PROVIDED DATA section start

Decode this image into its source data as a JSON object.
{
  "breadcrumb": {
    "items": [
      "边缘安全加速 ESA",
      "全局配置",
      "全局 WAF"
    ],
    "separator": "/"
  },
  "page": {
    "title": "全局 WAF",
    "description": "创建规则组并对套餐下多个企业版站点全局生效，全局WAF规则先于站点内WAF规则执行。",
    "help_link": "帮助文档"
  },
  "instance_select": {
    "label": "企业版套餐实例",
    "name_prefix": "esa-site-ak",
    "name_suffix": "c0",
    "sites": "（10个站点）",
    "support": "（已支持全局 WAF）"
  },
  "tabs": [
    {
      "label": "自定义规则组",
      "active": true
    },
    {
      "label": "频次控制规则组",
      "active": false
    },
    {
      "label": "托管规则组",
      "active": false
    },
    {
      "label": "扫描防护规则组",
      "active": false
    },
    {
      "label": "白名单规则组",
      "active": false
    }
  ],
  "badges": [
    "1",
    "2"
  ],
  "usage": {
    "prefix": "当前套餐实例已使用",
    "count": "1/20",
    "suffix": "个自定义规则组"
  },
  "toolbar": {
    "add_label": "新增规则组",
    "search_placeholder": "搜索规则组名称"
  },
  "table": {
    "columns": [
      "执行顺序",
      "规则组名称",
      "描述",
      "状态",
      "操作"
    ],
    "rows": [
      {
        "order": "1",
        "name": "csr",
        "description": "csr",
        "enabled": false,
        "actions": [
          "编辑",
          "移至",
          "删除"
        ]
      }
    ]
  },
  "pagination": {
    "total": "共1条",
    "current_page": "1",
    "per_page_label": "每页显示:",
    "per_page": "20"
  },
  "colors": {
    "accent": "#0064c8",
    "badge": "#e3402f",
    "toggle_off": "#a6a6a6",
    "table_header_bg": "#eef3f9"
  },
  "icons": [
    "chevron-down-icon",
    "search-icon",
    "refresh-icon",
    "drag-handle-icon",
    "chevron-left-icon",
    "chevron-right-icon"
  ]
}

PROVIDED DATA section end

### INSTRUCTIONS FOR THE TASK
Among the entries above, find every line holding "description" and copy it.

### EXERCISE ANSWER
    "description": "创建规则组并对套餐下多个企业版站点全局生效，全局WAF规则先于站点内WAF规则执行。",
        "description": "csr",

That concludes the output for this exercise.